WORK TO BE COMPLETED >>
Retype the entries below exactly, and keep every picture out of your version.

MATERIAL PROVIDED >>

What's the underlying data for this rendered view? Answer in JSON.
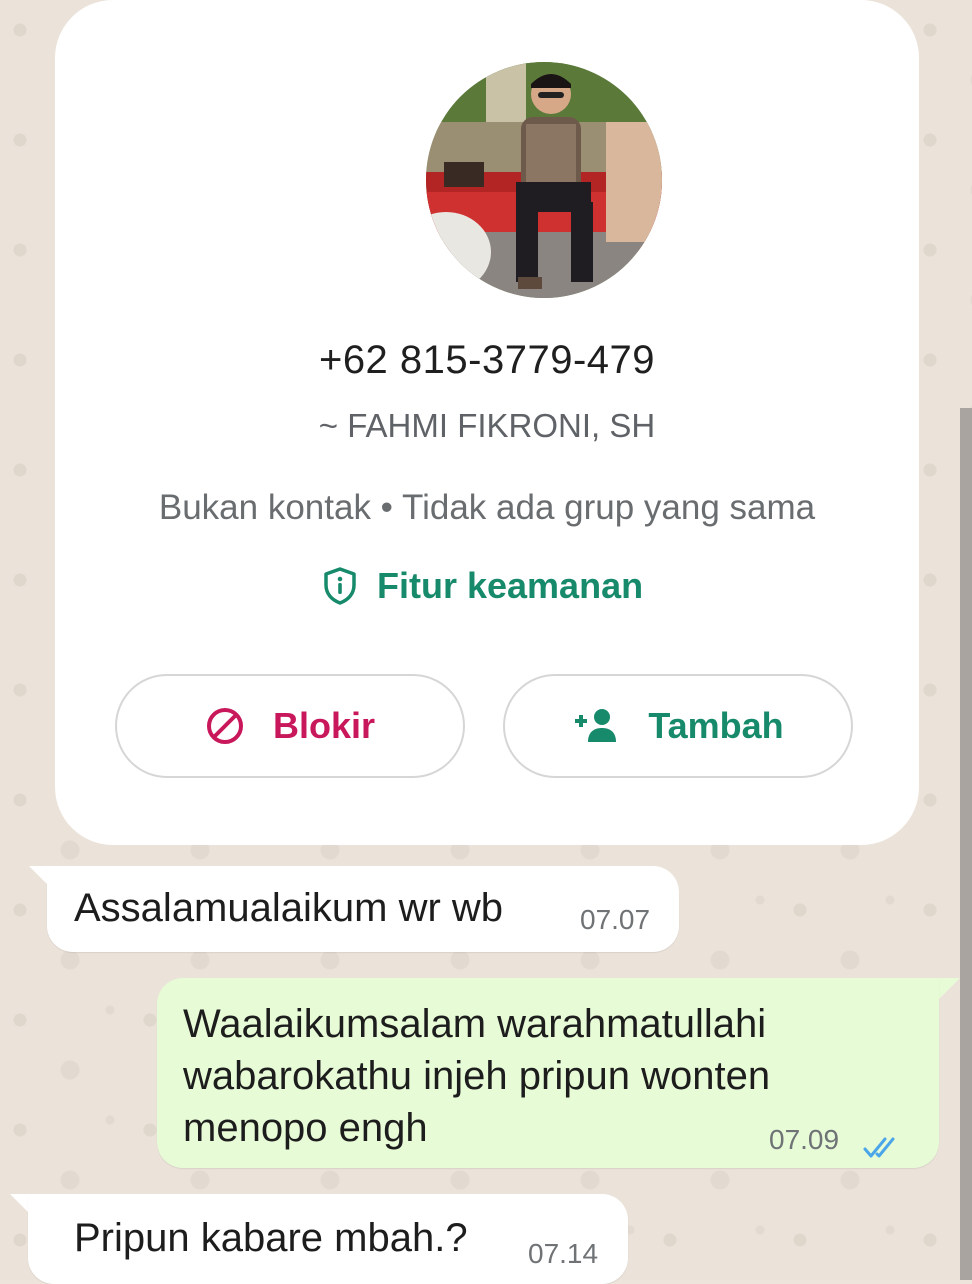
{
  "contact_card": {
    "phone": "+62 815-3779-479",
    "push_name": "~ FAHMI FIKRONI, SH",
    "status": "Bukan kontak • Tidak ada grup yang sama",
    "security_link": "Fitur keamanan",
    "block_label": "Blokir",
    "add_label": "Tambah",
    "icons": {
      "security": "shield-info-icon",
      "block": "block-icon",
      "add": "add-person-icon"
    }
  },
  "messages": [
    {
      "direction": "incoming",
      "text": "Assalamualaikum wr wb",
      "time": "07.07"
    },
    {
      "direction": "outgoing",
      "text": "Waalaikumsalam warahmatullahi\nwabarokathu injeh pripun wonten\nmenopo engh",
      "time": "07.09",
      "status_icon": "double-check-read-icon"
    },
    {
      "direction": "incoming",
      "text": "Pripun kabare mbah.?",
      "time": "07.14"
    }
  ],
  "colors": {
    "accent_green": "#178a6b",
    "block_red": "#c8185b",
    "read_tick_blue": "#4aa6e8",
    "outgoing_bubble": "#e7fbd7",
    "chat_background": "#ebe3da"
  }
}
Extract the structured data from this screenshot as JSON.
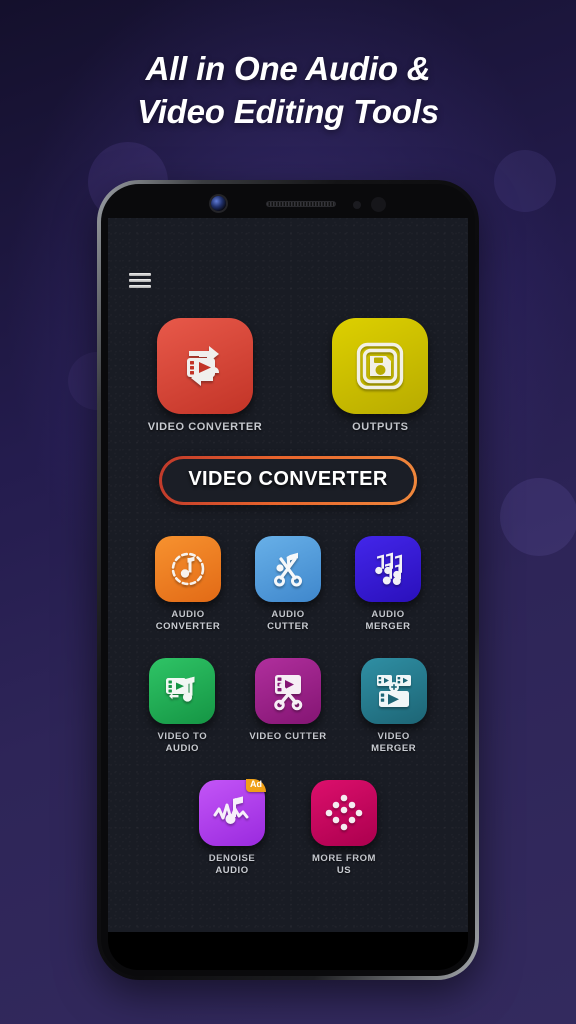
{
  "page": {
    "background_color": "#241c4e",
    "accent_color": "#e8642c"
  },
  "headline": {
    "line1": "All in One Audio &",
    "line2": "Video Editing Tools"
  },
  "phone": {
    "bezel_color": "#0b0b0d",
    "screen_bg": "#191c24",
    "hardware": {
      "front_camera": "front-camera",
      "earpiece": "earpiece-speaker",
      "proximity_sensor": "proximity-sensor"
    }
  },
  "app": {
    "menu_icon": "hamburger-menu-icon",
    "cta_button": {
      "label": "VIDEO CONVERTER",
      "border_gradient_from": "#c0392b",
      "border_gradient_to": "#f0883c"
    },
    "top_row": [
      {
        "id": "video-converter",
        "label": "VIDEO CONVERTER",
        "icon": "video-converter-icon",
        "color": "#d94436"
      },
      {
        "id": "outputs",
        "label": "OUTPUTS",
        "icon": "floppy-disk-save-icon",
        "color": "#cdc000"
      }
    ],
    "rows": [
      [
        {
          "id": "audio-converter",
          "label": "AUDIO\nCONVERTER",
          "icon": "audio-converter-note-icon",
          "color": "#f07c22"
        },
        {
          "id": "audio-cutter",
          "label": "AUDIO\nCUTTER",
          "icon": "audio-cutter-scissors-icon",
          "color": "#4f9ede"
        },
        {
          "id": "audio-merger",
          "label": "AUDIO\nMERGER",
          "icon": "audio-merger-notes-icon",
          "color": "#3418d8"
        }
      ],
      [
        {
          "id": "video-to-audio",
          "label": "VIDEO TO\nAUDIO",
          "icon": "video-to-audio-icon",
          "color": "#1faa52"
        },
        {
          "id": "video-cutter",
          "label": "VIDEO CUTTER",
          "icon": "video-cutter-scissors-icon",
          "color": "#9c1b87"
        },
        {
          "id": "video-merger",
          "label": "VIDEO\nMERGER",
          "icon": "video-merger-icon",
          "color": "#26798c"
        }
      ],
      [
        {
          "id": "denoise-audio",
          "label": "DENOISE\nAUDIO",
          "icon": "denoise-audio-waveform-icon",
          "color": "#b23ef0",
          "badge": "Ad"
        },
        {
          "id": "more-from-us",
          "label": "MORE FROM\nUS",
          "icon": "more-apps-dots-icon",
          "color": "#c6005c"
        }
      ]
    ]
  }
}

RESULT FOR THIS TASK >>
What's the underlying data for this rendered view? Answer in JSON.
{
  "contact_card": {
    "phone": "+62 815-3779-479",
    "push_name": "~ FAHMI FIKRONI, SH",
    "status": "Bukan kontak • Tidak ada grup yang sama",
    "security_link": "Fitur keamanan",
    "block_label": "Blokir",
    "add_label": "Tambah",
    "icons": {
      "security": "shield-info-icon",
      "block": "block-icon",
      "add": "add-person-icon"
    }
  },
  "messages": [
    {
      "direction": "incoming",
      "text": "Assalamualaikum wr wb",
      "time": "07.07"
    },
    {
      "direction": "outgoing",
      "text": "Waalaikumsalam warahmatullahi\nwabarokathu injeh pripun wonten\nmenopo engh",
      "time": "07.09",
      "status_icon": "double-check-read-icon"
    },
    {
      "direction": "incoming",
      "text": "Pripun kabare mbah.?",
      "time": "07.14"
    }
  ],
  "colors": {
    "accent_green": "#178a6b",
    "block_red": "#c8185b",
    "read_tick_blue": "#4aa6e8",
    "outgoing_bubble": "#e7fbd7",
    "chat_background": "#ebe3da"
  }
}
Extract the structured data from this screenshot as JSON.
{
  "page": {
    "background_color": "#241c4e",
    "accent_color": "#e8642c"
  },
  "headline": {
    "line1": "All in One Audio &",
    "line2": "Video Editing Tools"
  },
  "phone": {
    "bezel_color": "#0b0b0d",
    "screen_bg": "#191c24",
    "hardware": {
      "front_camera": "front-camera",
      "earpiece": "earpiece-speaker",
      "proximity_sensor": "proximity-sensor"
    }
  },
  "app": {
    "menu_icon": "hamburger-menu-icon",
    "cta_button": {
      "label": "VIDEO CONVERTER",
      "border_gradient_from": "#c0392b",
      "border_gradient_to": "#f0883c"
    },
    "top_row": [
      {
        "id": "video-converter",
        "label": "VIDEO CONVERTER",
        "icon": "video-converter-icon",
        "color": "#d94436"
      },
      {
        "id": "outputs",
        "label": "OUTPUTS",
        "icon": "floppy-disk-save-icon",
        "color": "#cdc000"
      }
    ],
    "rows": [
      [
        {
          "id": "audio-converter",
          "label": "AUDIO\nCONVERTER",
          "icon": "audio-converter-note-icon",
          "color": "#f07c22"
        },
        {
          "id": "audio-cutter",
          "label": "AUDIO\nCUTTER",
          "icon": "audio-cutter-scissors-icon",
          "color": "#4f9ede"
        },
        {
          "id": "audio-merger",
          "label": "AUDIO\nMERGER",
          "icon": "audio-merger-notes-icon",
          "color": "#3418d8"
        }
      ],
      [
        {
          "id": "video-to-audio",
          "label": "VIDEO TO\nAUDIO",
          "icon": "video-to-audio-icon",
          "color": "#1faa52"
        },
        {
          "id": "video-cutter",
          "label": "VIDEO CUTTER",
          "icon": "video-cutter-scissors-icon",
          "color": "#9c1b87"
        },
        {
          "id": "video-merger",
          "label": "VIDEO\nMERGER",
          "icon": "video-merger-icon",
          "color": "#26798c"
        }
      ],
      [
        {
          "id": "denoise-audio",
          "label": "DENOISE\nAUDIO",
          "icon": "denoise-audio-waveform-icon",
          "color": "#b23ef0",
          "badge": "Ad"
        },
        {
          "id": "more-from-us",
          "label": "MORE FROM\nUS",
          "icon": "more-apps-dots-icon",
          "color": "#c6005c"
        }
      ]
    ]
  }
}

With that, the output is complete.